## PROVIDED INFORMATION
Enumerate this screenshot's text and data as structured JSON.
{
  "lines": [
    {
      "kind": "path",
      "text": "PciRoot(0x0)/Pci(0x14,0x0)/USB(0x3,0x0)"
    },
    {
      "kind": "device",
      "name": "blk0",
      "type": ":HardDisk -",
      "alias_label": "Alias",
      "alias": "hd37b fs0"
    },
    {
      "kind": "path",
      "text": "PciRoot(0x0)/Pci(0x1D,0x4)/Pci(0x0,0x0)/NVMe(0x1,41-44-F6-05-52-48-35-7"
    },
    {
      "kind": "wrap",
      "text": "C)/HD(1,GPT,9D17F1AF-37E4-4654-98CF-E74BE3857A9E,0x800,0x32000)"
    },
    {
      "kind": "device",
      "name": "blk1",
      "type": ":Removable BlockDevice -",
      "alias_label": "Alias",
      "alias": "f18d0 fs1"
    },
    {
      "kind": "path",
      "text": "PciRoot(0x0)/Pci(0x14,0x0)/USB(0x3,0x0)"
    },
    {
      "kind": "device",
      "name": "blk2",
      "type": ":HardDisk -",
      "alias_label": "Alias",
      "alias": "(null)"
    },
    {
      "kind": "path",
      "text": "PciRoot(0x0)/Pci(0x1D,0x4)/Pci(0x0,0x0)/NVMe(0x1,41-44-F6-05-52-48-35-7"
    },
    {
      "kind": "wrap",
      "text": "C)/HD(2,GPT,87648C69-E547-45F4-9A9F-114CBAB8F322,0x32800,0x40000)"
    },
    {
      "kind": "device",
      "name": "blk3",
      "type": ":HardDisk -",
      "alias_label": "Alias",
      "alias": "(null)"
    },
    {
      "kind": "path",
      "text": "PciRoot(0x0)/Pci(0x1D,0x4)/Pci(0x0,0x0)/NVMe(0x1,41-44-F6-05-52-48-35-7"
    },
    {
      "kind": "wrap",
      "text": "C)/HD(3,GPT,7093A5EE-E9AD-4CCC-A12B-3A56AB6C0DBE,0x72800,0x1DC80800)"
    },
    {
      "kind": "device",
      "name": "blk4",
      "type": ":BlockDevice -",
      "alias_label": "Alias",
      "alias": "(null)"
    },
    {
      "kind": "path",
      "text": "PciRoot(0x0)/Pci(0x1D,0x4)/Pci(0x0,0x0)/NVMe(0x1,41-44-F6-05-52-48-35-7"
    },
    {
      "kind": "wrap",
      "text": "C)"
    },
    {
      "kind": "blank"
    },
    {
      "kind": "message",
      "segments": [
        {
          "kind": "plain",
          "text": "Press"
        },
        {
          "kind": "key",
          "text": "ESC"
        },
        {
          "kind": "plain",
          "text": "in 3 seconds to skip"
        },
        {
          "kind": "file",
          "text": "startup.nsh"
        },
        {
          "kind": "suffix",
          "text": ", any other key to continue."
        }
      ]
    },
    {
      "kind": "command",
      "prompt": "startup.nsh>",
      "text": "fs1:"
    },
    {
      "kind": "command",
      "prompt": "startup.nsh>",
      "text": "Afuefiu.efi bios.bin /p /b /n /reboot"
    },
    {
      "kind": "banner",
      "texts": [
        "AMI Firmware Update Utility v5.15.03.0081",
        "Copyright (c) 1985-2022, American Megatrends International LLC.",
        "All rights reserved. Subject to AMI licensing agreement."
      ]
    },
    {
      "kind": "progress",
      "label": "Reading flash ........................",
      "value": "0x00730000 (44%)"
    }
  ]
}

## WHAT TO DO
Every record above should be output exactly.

## SOLUTION TO THIS TASK
Enumerate this screenshot's text and data as structured JSON.
{
  "lines": [
    {
      "kind": "path",
      "text": "PciRoot(0x0)/Pci(0x14,0x0)/USB(0x3,0x0)"
    },
    {
      "kind": "device",
      "name": "blk0",
      "type": ":HardDisk -",
      "alias_label": "Alias",
      "alias": "hd37b fs0"
    },
    {
      "kind": "path",
      "text": "PciRoot(0x0)/Pci(0x1D,0x4)/Pci(0x0,0x0)/NVMe(0x1,41-44-F6-05-52-48-35-7"
    },
    {
      "kind": "wrap",
      "text": "C)/HD(1,GPT,9D17F1AF-37E4-4654-98CF-E74BE3857A9E,0x800,0x32000)"
    },
    {
      "kind": "device",
      "name": "blk1",
      "type": ":Removable BlockDevice -",
      "alias_label": "Alias",
      "alias": "f18d0 fs1"
    },
    {
      "kind": "path",
      "text": "PciRoot(0x0)/Pci(0x14,0x0)/USB(0x3,0x0)"
    },
    {
      "kind": "device",
      "name": "blk2",
      "type": ":HardDisk -",
      "alias_label": "Alias",
      "alias": "(null)"
    },
    {
      "kind": "path",
      "text": "PciRoot(0x0)/Pci(0x1D,0x4)/Pci(0x0,0x0)/NVMe(0x1,41-44-F6-05-52-48-35-7"
    },
    {
      "kind": "wrap",
      "text": "C)/HD(2,GPT,87648C69-E547-45F4-9A9F-114CBAB8F322,0x32800,0x40000)"
    },
    {
      "kind": "device",
      "name": "blk3",
      "type": ":HardDisk -",
      "alias_label": "Alias",
      "alias": "(null)"
    },
    {
      "kind": "path",
      "text": "PciRoot(0x0)/Pci(0x1D,0x4)/Pci(0x0,0x0)/NVMe(0x1,41-44-F6-05-52-48-35-7"
    },
    {
      "kind": "wrap",
      "text": "C)/HD(3,GPT,7093A5EE-E9AD-4CCC-A12B-3A56AB6C0DBE,0x72800,0x1DC80800)"
    },
    {
      "kind": "device",
      "name": "blk4",
      "type": ":BlockDevice -",
      "alias_label": "Alias",
      "alias": "(null)"
    },
    {
      "kind": "path",
      "text": "PciRoot(0x0)/Pci(0x1D,0x4)/Pci(0x0,0x0)/NVMe(0x1,41-44-F6-05-52-48-35-7"
    },
    {
      "kind": "wrap",
      "text": "C)"
    },
    {
      "kind": "blank"
    },
    {
      "kind": "message",
      "segments": [
        {
          "kind": "plain",
          "text": "Press"
        },
        {
          "kind": "key",
          "text": "ESC"
        },
        {
          "kind": "plain",
          "text": "in 3 seconds to skip"
        },
        {
          "kind": "file",
          "text": "startup.nsh"
        },
        {
          "kind": "suffix",
          "text": ", any other key to continue."
        }
      ]
    },
    {
      "kind": "command",
      "prompt": "startup.nsh>",
      "text": "fs1:"
    },
    {
      "kind": "command",
      "prompt": "startup.nsh>",
      "text": "Afuefiu.efi bios.bin /p /b /n /reboot"
    },
    {
      "kind": "banner",
      "texts": [
        "AMI Firmware Update Utility v5.15.03.0081",
        "Copyright (c) 1985-2022, American Megatrends International LLC.",
        "All rights reserved. Subject to AMI licensing agreement."
      ]
    },
    {
      "kind": "progress",
      "label": "Reading flash ........................",
      "value": "0x00730000 (44%)"
    }
  ]
}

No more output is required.